, Volume 40, Issue 7, pp 927-934
Date: 08 May 2014

Long-term outcomes in patients with severe sepsis randomised to resuscitation with hydroxyethyl starch 130/0.42 or Ringer’s acetate

Rent the article at a discount

Rent now

* Final gross prices may vary according to local VAT.

Get Access

Abstract

Purpose

We assessed long-term mortality and hospitalisation in patients with severe sepsis resuscitated with hydroxyethyl starch (HES) or Ringer’s acetate.

Methods

This was an investigator-initiated, parallel-grouped, blinded randomised trial using computer-generated allocation sequence and centralised allocation data that included 804 patients with severe sepsis needing fluid resuscitation in 26 general intensive care units (ICUs) in Scandinavia. Patients were allocated to fluid resuscitation using either 6 % HES 130/0.42 or Ringer’s acetate during ICU admission.
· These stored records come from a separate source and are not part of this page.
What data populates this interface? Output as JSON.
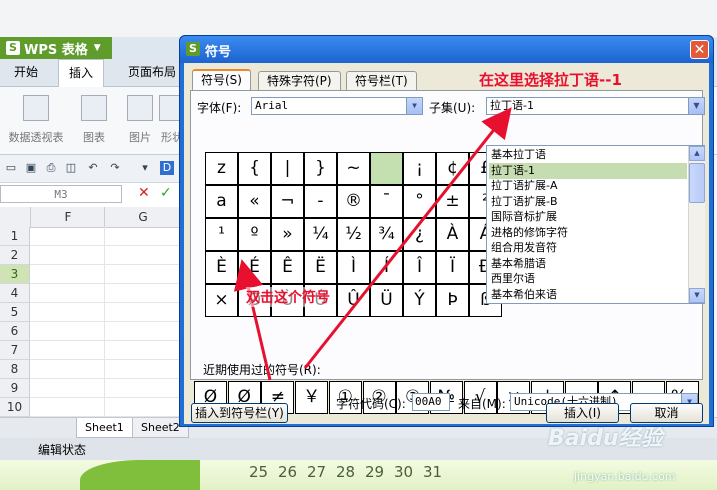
{
  "wps": {
    "app_title": "WPS 表格",
    "ribbon_tabs": [
      "开始",
      "插入",
      "页面布局"
    ],
    "ribbon_buttons": [
      "数据透视表",
      "图表",
      "图片",
      "形状"
    ],
    "name_box": "M3",
    "columns": [
      "F",
      "G"
    ],
    "rows": [
      "1",
      "2",
      "3",
      "4",
      "5",
      "6",
      "7",
      "8",
      "9",
      "10"
    ],
    "selected_row": "3",
    "sheet_tabs": [
      "Sheet1",
      "Sheet2"
    ],
    "status": "编辑状态"
  },
  "desktop": {
    "calendar_days": [
      "25",
      "26",
      "27",
      "28",
      "29",
      "30",
      "31"
    ],
    "watermark": "Baidu经验",
    "watermark_sub": "jingyan.baidu.com"
  },
  "dialog": {
    "title": "符号",
    "close": "✕",
    "tabs": [
      "符号(S)",
      "特殊字符(P)",
      "符号栏(T)"
    ],
    "font_label": "字体(F):",
    "font_value": "Arial",
    "subset_label": "子集(U):",
    "subset_value": "拉丁语-1",
    "subset_options": [
      "基本拉丁语",
      "拉丁语-1",
      "拉丁语扩展-A",
      "拉丁语扩展-B",
      "国际音标扩展",
      "进格的修饰字符",
      "组合用发音符",
      "基本希腊语",
      "西里尔语",
      "基本希伯来语"
    ],
    "subset_selected_index": 1,
    "symbol_rows": [
      [
        "z",
        "{",
        "|",
        "}",
        "~",
        "",
        "¡",
        "¢",
        "£"
      ],
      [
        "a",
        "«",
        "¬",
        "-",
        "®",
        "¯",
        "°",
        "±",
        "²"
      ],
      [
        "¹",
        "º",
        "»",
        "¼",
        "½",
        "¾",
        "¿",
        "À",
        "Á"
      ],
      [
        "È",
        "É",
        "Ê",
        "Ë",
        "Ì",
        "Í",
        "Î",
        "Ï",
        "Ð"
      ],
      [
        "×",
        "Ø",
        "Ù",
        "Ú",
        "Û",
        "Ü",
        "Ý",
        "Þ",
        "ß"
      ]
    ],
    "recent_label": "近期使用过的符号(R):",
    "recent_symbols": [
      "Ø",
      "Ø",
      "≠",
      "￥",
      "①",
      "②",
      "③",
      "№",
      "√",
      "×",
      "↓",
      "→",
      "↑",
      "←",
      "‰"
    ],
    "char_code_label": "字符代码(C):",
    "char_code_value": "00A0",
    "from_label": "来自(M):",
    "from_value": "Unicode(十六进制)",
    "insert_to_bar": "插入到符号栏(Y)",
    "insert": "插入(I)",
    "cancel": "取消"
  },
  "annotations": {
    "top": "在这里选择拉丁语--1",
    "left": "双击这个符号"
  },
  "colors": {
    "dialog_title": "#1c63d0",
    "wps_green": "#5f9c2b",
    "annotation_red": "#e8102f",
    "highlight": "#c5e0b0"
  }
}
We assessed mortality rates at 6 months, 1 year and at the time of longest follow-up and days alive and out of hospital at 1 year.
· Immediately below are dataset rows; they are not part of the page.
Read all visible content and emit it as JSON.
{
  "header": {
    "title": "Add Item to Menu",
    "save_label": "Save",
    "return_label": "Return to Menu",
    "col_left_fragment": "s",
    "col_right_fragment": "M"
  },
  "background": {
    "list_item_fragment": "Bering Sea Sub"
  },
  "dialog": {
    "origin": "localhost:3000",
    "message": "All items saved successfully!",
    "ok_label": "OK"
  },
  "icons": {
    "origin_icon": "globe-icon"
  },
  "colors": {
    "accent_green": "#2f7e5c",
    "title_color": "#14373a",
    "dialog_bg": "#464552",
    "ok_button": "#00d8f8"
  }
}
Results

The vital status of all patients was obtained at a median of 22 (range 13–36) months after randomisation. Mortality rates in the HES versus Ringer’s groups at 6 months were 53.3 (212/398 patients) versus 47.5 % (190/400) [relative risk 1.12; 95 % confidence interval (CI) 0.98–1.29; P = 0.10], respectively; at 1 year, 56.0 (223/398) versus 51.5 % (206/400) (1.09; 95 % CI 0.96–1.24; P = 0.20), respectively; at the time of longest follow-up, 59.8 (238/398) versus 56.3 % (225/400) (1.06; 95 % CI 0.94–1.20; P = 0.31), respectively. Percentage of days alive and out of hospital at 1 year in the HES versus Ringer’s groups was 24 (0–87 days) versus 63 % (0–90) (P = 0.07).

Conclusions

The long-term mortality rates did not differ in patients with severe sepsis assigned to HES 130/0.42 versus Ringer’s acetate, but we could not reject a 24 % relative increased or a 4 % relative decreased mortality at 1 year with HES at the 95 % confidence level.

Take-home message:

The long-term mortality rates did not differ in patients with severe sepsis assigned to HES 130/0.42 versus Ringer’s acetate, but the trial was not powered to show this. As 90-day mortality differed, the data indicate that the harmful effects of HES occurred within the first months after randomisation.
On behalf of the 6S trial group, and the Scandinavian Critical Care Trials Group.
Members of the Scandinavian Starch for Severe Sepsis/Septic Shock (6S) trial group are listed in the Appendix.
Trial registration: clinicaltrials.gov NCT00962156.